[WHAT YOU SHOULD DO]
All entries should be printed precisely as written.

*** DATA PROVIDED ***

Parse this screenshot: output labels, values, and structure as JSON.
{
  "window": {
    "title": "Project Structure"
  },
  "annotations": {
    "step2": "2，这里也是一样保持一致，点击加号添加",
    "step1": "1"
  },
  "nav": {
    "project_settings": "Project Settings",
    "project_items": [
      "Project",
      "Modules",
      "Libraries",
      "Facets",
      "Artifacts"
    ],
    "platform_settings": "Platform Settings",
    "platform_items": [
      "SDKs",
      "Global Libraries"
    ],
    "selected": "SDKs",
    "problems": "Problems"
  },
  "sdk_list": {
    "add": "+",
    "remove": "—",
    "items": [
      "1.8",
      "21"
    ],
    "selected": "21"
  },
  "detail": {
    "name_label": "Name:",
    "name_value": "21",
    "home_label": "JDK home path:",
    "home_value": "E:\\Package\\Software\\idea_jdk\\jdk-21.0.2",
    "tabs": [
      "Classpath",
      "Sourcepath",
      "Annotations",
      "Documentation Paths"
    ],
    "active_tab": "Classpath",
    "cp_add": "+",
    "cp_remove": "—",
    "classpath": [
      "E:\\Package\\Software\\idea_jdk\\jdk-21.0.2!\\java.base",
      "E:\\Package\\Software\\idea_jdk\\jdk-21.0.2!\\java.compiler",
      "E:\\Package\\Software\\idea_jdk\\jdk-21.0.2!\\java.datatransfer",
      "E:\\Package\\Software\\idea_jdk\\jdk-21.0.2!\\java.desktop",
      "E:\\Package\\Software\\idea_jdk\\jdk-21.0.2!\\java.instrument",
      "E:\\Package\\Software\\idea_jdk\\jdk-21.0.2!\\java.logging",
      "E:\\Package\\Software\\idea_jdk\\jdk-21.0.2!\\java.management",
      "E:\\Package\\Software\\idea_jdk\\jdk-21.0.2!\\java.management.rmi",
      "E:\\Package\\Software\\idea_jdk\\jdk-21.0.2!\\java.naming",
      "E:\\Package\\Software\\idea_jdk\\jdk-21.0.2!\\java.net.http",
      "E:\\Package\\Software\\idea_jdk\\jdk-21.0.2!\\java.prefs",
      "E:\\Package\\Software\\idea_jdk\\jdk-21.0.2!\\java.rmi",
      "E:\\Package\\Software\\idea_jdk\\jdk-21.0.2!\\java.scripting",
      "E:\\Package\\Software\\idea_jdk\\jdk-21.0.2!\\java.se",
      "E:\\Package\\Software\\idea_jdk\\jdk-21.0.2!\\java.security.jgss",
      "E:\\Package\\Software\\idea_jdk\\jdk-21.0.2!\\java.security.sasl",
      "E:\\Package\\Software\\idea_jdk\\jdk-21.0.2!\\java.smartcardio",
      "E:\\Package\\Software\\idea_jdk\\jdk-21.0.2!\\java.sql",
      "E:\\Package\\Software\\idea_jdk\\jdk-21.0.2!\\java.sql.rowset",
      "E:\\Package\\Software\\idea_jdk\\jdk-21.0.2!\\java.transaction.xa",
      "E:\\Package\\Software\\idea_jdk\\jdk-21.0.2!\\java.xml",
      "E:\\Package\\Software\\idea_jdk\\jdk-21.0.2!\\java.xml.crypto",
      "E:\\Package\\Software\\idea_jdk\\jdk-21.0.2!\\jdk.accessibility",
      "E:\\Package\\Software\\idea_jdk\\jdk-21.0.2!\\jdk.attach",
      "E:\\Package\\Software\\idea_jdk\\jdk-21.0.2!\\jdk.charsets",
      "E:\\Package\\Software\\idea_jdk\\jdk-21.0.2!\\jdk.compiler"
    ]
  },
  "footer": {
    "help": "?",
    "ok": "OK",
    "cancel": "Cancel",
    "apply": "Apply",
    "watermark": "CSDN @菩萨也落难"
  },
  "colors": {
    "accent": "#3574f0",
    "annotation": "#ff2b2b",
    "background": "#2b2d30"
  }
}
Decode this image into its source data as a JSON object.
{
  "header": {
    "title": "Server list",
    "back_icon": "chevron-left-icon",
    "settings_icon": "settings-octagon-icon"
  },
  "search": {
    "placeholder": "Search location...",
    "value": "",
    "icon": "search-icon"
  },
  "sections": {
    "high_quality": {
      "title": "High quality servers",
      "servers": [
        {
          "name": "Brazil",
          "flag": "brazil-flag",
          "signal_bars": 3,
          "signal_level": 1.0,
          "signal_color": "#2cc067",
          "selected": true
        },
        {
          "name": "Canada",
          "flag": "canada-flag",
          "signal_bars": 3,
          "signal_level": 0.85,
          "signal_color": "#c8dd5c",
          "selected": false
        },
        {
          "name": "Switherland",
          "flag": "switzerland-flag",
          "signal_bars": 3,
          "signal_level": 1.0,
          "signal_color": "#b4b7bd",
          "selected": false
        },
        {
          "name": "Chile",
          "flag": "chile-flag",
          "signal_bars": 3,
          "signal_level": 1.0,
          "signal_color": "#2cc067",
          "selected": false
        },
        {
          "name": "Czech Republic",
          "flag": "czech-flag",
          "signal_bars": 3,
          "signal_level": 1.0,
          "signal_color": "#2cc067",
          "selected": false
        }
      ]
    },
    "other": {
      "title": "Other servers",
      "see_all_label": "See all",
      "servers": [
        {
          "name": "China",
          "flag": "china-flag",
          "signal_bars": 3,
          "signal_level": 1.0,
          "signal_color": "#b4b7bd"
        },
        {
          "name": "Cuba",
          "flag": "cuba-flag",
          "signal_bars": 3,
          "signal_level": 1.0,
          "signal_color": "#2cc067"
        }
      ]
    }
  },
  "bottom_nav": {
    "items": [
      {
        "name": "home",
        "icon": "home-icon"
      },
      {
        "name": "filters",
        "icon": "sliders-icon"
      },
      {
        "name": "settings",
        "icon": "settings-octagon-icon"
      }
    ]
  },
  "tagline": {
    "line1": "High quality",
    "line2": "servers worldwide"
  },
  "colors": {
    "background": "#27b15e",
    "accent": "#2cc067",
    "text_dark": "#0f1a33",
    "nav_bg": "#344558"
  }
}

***

[RESPONSE AREA]
Parse this screenshot: output labels, values, and structure as JSON.
{
  "window": {
    "title": "Project Structure"
  },
  "annotations": {
    "step2": "2，这里也是一样保持一致，点击加号添加",
    "step1": "1"
  },
  "nav": {
    "project_settings": "Project Settings",
    "project_items": [
      "Project",
      "Modules",
      "Libraries",
      "Facets",
      "Artifacts"
    ],
    "platform_settings": "Platform Settings",
    "platform_items": [
      "SDKs",
      "Global Libraries"
    ],
    "selected": "SDKs",
    "problems": "Problems"
  },
  "sdk_list": {
    "add": "+",
    "remove": "—",
    "items": [
      "1.8",
      "21"
    ],
    "selected": "21"
  },
  "detail": {
    "name_label": "Name:",
    "name_value": "21",
    "home_label": "JDK home path:",
    "home_value": "E:\\Package\\Software\\idea_jdk\\jdk-21.0.2",
    "tabs": [
      "Classpath",
      "Sourcepath",
      "Annotations",
      "Documentation Paths"
    ],
    "active_tab": "Classpath",
    "cp_add": "+",
    "cp_remove": "—",
    "classpath": [
      "E:\\Package\\Software\\idea_jdk\\jdk-21.0.2!\\java.base",
      "E:\\Package\\Software\\idea_jdk\\jdk-21.0.2!\\java.compiler",
      "E:\\Package\\Software\\idea_jdk\\jdk-21.0.2!\\java.datatransfer",
      "E:\\Package\\Software\\idea_jdk\\jdk-21.0.2!\\java.desktop",
      "E:\\Package\\Software\\idea_jdk\\jdk-21.0.2!\\java.instrument",
      "E:\\Package\\Software\\idea_jdk\\jdk-21.0.2!\\java.logging",
      "E:\\Package\\Software\\idea_jdk\\jdk-21.0.2!\\java.management",
      "E:\\Package\\Software\\idea_jdk\\jdk-21.0.2!\\java.management.rmi",
      "E:\\Package\\Software\\idea_jdk\\jdk-21.0.2!\\java.naming",
      "E:\\Package\\Software\\idea_jdk\\jdk-21.0.2!\\java.net.http",
      "E:\\Package\\Software\\idea_jdk\\jdk-21.0.2!\\java.prefs",
      "E:\\Package\\Software\\idea_jdk\\jdk-21.0.2!\\java.rmi",
      "E:\\Package\\Software\\idea_jdk\\jdk-21.0.2!\\java.scripting",
      "E:\\Package\\Software\\idea_jdk\\jdk-21.0.2!\\java.se",
      "E:\\Package\\Software\\idea_jdk\\jdk-21.0.2!\\java.security.jgss",
      "E:\\Package\\Software\\idea_jdk\\jdk-21.0.2!\\java.security.sasl",
      "E:\\Package\\Software\\idea_jdk\\jdk-21.0.2!\\java.smartcardio",
      "E:\\Package\\Software\\idea_jdk\\jdk-21.0.2!\\java.sql",
      "E:\\Package\\Software\\idea_jdk\\jdk-21.0.2!\\java.sql.rowset",
      "E:\\Package\\Software\\idea_jdk\\jdk-21.0.2!\\java.transaction.xa",
      "E:\\Package\\Software\\idea_jdk\\jdk-21.0.2!\\java.xml",
      "E:\\Package\\Software\\idea_jdk\\jdk-21.0.2!\\java.xml.crypto",
      "E:\\Package\\Software\\idea_jdk\\jdk-21.0.2!\\jdk.accessibility",
      "E:\\Package\\Software\\idea_jdk\\jdk-21.0.2!\\jdk.attach",
      "E:\\Package\\Software\\idea_jdk\\jdk-21.0.2!\\jdk.charsets",
      "E:\\Package\\Software\\idea_jdk\\jdk-21.0.2!\\jdk.compiler"
    ]
  },
  "footer": {
    "help": "?",
    "ok": "OK",
    "cancel": "Cancel",
    "apply": "Apply",
    "watermark": "CSDN @菩萨也落难"
  },
  "colors": {
    "accent": "#3574f0",
    "annotation": "#ff2b2b",
    "background": "#2b2d30"
  }
}
Decode this image into its source data as a JSON object.
{
  "header": {
    "title": "Server list",
    "back_icon": "chevron-left-icon",
    "settings_icon": "settings-octagon-icon"
  },
  "search": {
    "placeholder": "Search location...",
    "value": "",
    "icon": "search-icon"
  },
  "sections": {
    "high_quality": {
      "title": "High quality servers",
      "servers": [
        {
          "name": "Brazil",
          "flag": "brazil-flag",
          "signal_bars": 3,
          "signal_level": 1.0,
          "signal_color": "#2cc067",
          "selected": true
        },
        {
          "name": "Canada",
          "flag": "canada-flag",
          "signal_bars": 3,
          "signal_level": 0.85,
          "signal_color": "#c8dd5c",
          "selected": false
        },
        {
          "name": "Switherland",
          "flag": "switzerland-flag",
          "signal_bars": 3,
          "signal_level": 1.0,
          "signal_color": "#b4b7bd",
          "selected": false
        },
        {
          "name": "Chile",
          "flag": "chile-flag",
          "signal_bars": 3,
          "signal_level": 1.0,
          "signal_color": "#2cc067",
          "selected": false
        },
        {
          "name": "Czech Republic",
          "flag": "czech-flag",
          "signal_bars": 3,
          "signal_level": 1.0,
          "signal_color": "#2cc067",
          "selected": false
        }
      ]
    },
    "other": {
      "title": "Other servers",
      "see_all_label": "See all",
      "servers": [
        {
          "name": "China",
          "flag": "china-flag",
          "signal_bars": 3,
          "signal_level": 1.0,
          "signal_color": "#b4b7bd"
        },
        {
          "name": "Cuba",
          "flag": "cuba-flag",
          "signal_bars": 3,
          "signal_level": 1.0,
          "signal_color": "#2cc067"
        }
      ]
    }
  },
  "bottom_nav": {
    "items": [
      {
        "name": "home",
        "icon": "home-icon"
      },
      {
        "name": "filters",
        "icon": "sliders-icon"
      },
      {
        "name": "settings",
        "icon": "settings-octagon-icon"
      }
    ]
  },
  "tagline": {
    "line1": "High quality",
    "line2": "servers worldwide"
  },
  "colors": {
    "background": "#27b15e",
    "accent": "#2cc067",
    "text_dark": "#0f1a33",
    "nav_bg": "#344558"
  }
}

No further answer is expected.